Starring Dylan McDermott, Stacey Travis, John Lynch, Mark Northover, William Hootkins, Carl McCoy
Directed by Richard Stanley
I’m surprised I haven’t heard more about Hardware over the years. It’s an ultra-fun killer robot movie that is legitimately frightening in parts, and it’s one of those rare genre films made with such visual flair and artistry that it could easily crossover into the more highbrow conversation on film. Absolutely fantastic cinematography is around every corner, as are tons of wicked gory delights. The robot does seem rather stupid at times, but if I reformed myself from a pile of scrap metal and broken parts I wouldn’t be all there either. This is the kind of movie to whip out when someone says disparaging things about low-budget movies.
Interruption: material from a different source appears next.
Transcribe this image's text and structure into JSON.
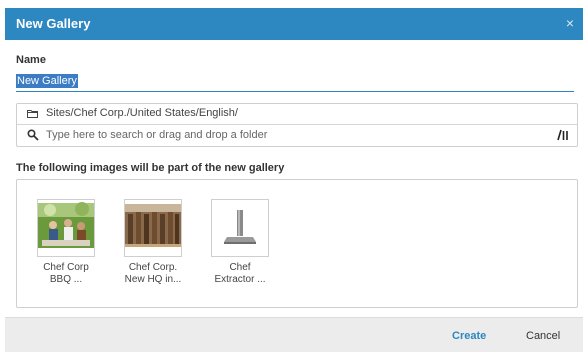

Starring Chris Evans, Song Kang-ho, John Hurt, Tilda Swinton, Jamie Bell, Octavia Spencer, Ed Harris, Ewen Bremner, Go Ah-sung, Alison Pill
Directed by Bong Joon-ho
After reviewing the Snowpiercer graphic novels, I was really stoked to see what Boon Jong-Ho would make of them on-screen. Unfortunately, I wasn’t as thrilled with the results as I thought I’d be. Snowpiercer is a very entertaining film that moves quite briskly, but for a story all about class struggle I found it to be rather shallow. Tilda Swinton is brilliant in her supporting role, though. Definitely well-made and worth watching, but I guess I expected something more cerebral than this was. Even still, a great English debut for Bong.
Brotherhood of Blades [繡春刀] (2014)
Starring Chang Chen, Ye Qing, Chin Shih-Chieh, Wang Qian-Yuan, Ethan Li Dong-Xue, Nie Yuan, Zhao Li-Xin
Directed by Lu Yang
I think I might like Brotherhood of Blades better on a second watch. I would have my 50% knowledge of what was going on to build on, and I wouldn’t have any expectations that it was a wuxia film. It’s actually a period-set action drama with no supernatural elements, so I was rather disappointed that it didn’t live up to my expectations. As a period drama it excels, though. Fantastic costumes go a long way, and the cast Brotherhood of Blades wear some damn fine duds. The fights aren’t all that special, though, with unhealthy amounts of uninspired choreography, quick-cut editing, and the shutter speed thing from Saving Private Ryan. It makes for action that is VERY modern, and I’m just too old school to embrace it. Yes, even in 2015 when these techniques are at least 15 years old. If you like Chinese costume dramas and modern action, you should definitely try this one.